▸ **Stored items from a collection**
⁂
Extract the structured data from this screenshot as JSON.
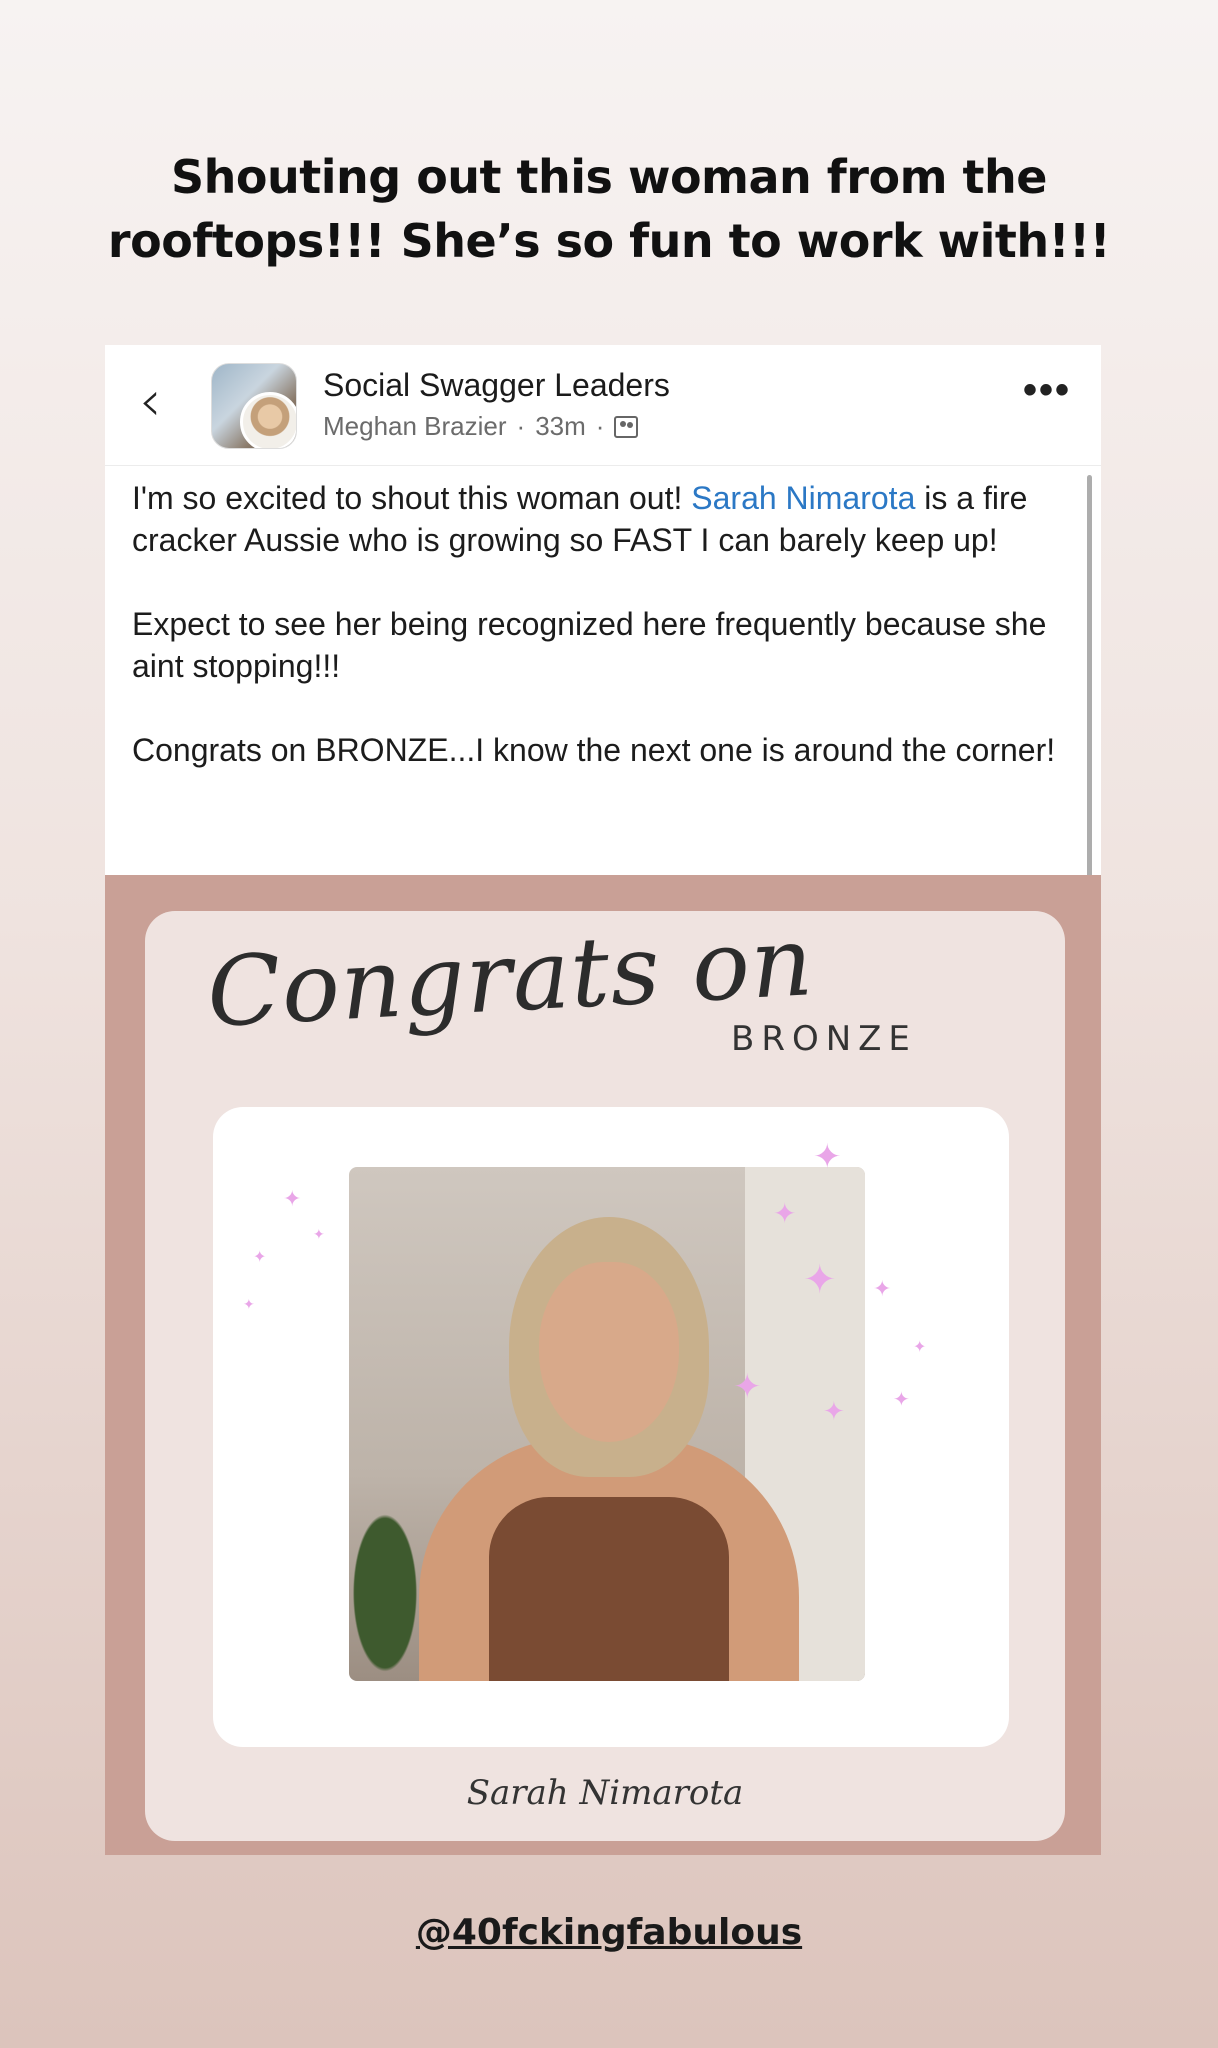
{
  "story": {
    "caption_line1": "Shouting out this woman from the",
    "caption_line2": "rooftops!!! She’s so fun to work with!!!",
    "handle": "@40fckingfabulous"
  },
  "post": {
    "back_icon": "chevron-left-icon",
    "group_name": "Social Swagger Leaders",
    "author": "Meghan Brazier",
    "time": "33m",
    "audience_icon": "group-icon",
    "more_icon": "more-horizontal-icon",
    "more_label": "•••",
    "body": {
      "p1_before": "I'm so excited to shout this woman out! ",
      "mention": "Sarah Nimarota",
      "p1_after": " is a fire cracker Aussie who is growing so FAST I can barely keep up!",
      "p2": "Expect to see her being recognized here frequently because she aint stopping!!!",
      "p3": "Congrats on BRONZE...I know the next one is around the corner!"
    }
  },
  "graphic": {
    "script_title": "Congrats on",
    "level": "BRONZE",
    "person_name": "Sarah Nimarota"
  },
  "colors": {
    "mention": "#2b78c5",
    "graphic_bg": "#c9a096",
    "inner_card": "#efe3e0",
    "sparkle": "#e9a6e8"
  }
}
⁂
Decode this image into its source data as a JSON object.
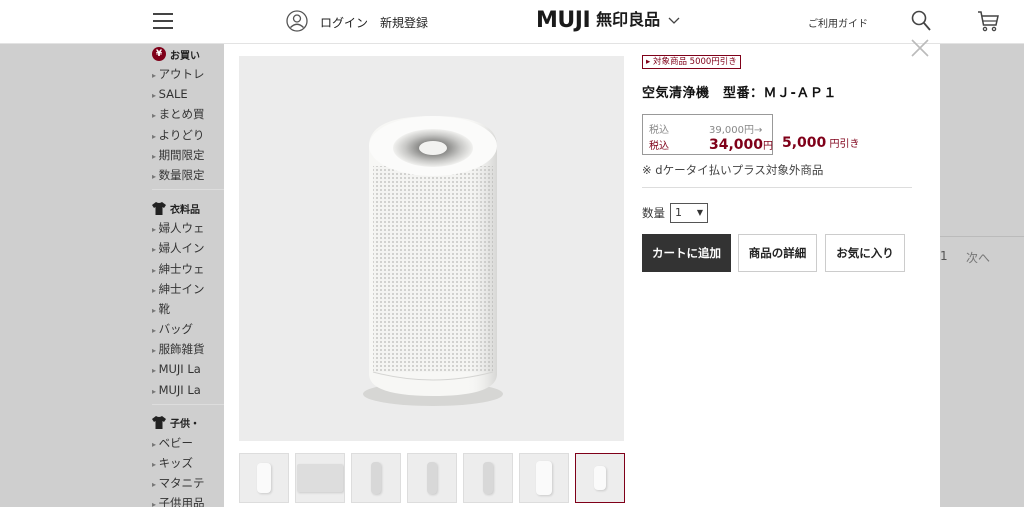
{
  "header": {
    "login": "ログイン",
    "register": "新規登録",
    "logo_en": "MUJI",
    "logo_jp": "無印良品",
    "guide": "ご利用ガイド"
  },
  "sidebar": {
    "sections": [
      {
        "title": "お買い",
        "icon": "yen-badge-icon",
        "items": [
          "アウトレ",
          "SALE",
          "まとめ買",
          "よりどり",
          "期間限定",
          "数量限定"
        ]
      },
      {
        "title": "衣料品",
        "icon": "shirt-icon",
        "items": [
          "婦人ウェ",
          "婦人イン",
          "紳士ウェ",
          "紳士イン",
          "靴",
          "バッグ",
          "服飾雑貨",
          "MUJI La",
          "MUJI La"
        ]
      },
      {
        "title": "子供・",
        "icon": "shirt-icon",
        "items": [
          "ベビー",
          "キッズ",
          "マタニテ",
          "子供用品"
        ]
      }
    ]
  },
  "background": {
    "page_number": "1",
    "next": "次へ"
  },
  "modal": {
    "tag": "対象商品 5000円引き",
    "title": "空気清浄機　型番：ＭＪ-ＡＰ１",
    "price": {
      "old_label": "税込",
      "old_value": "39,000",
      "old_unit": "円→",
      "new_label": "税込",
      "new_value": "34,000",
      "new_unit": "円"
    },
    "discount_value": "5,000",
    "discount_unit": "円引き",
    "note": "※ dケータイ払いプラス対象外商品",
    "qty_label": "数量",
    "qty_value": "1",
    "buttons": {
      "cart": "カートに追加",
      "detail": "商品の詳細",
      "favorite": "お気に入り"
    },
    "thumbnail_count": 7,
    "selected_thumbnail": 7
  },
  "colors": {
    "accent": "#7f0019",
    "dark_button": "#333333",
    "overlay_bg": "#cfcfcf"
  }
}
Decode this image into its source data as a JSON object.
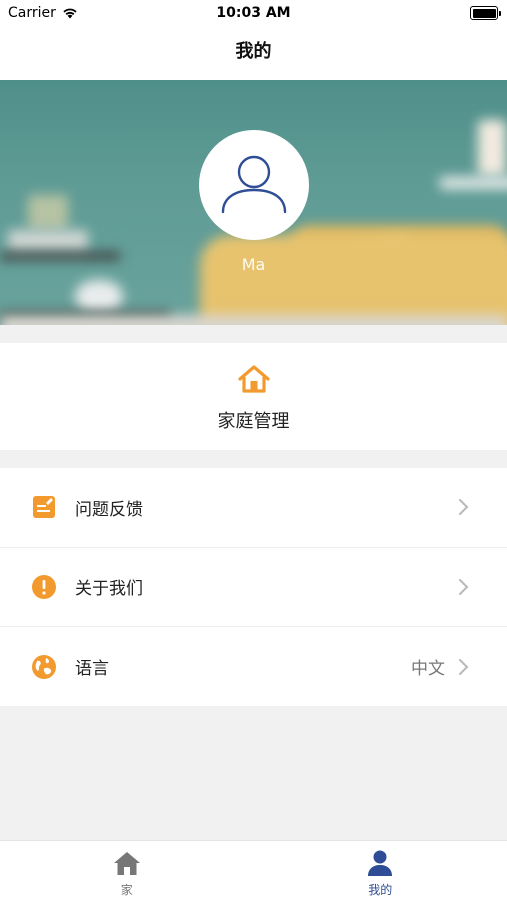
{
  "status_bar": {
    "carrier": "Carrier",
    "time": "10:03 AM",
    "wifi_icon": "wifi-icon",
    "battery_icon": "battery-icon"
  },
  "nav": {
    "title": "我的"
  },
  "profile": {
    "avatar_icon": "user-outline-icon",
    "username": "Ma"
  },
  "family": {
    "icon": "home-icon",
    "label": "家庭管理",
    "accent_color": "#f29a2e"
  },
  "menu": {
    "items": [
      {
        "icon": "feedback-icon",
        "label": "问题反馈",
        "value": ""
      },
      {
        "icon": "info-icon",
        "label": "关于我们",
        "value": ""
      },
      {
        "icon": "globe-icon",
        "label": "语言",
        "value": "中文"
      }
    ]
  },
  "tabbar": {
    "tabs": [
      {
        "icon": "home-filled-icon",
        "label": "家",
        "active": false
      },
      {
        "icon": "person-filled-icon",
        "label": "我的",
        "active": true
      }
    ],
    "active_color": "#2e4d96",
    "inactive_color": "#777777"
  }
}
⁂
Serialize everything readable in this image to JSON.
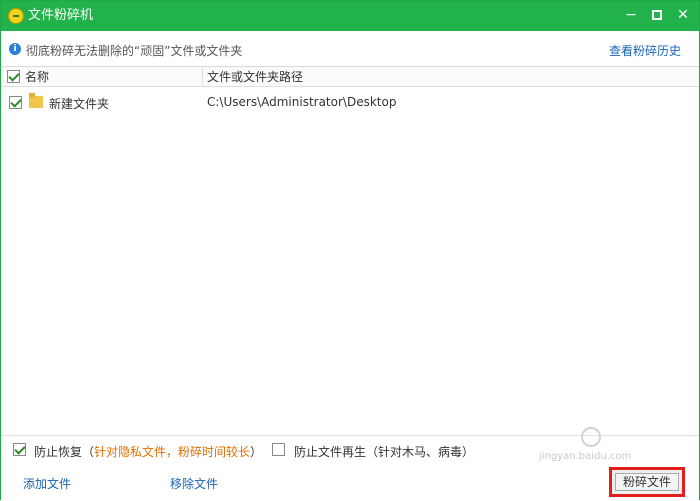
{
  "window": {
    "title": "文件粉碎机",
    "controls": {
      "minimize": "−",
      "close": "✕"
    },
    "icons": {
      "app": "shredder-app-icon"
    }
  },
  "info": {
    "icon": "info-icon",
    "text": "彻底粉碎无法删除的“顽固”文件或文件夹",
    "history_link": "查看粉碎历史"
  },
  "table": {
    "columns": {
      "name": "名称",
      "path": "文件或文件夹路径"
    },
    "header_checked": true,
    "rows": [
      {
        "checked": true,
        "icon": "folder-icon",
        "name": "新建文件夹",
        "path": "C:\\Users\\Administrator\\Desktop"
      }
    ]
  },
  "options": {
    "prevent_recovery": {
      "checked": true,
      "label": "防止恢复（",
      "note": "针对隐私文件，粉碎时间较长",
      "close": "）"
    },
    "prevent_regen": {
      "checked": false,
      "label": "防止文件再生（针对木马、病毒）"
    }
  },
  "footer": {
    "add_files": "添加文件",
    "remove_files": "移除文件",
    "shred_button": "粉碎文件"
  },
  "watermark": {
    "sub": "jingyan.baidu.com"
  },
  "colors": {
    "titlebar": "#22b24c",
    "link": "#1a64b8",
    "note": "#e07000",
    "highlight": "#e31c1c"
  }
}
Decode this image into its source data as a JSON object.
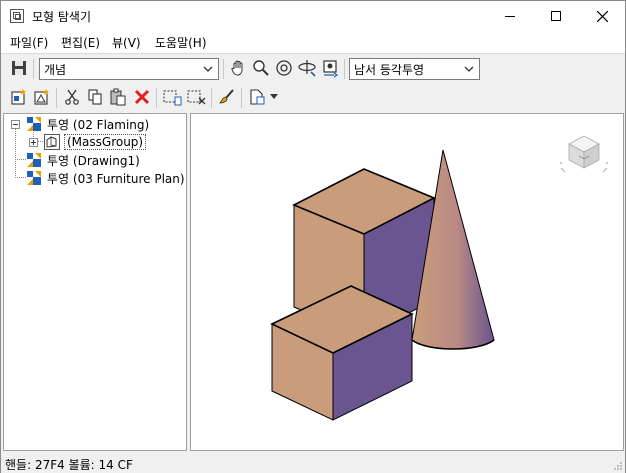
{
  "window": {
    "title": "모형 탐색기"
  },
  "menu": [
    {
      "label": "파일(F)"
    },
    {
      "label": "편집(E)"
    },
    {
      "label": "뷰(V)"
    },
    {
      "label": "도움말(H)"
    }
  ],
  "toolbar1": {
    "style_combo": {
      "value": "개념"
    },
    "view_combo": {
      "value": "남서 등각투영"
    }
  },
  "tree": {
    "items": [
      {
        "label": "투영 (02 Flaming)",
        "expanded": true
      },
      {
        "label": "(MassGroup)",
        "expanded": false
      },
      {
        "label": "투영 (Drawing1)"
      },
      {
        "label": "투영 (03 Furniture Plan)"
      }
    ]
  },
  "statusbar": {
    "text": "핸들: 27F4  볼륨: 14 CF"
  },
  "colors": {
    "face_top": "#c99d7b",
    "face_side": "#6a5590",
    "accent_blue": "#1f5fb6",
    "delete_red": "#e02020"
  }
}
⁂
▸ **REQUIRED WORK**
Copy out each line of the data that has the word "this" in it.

▸ **EXERCISE OUTPUT**
Extract the structured data from this screenshot as JSON.
    "caption_line1": "Shouting out this woman from the",
      "p1_before": "I'm so excited to shout this woman out! ",
Decode this image into its source data as a JSON object.
Decode this image into its source data as a JSON object.
Serialize everything readable in this image to JSON.
Decode this image into its source data as a JSON object.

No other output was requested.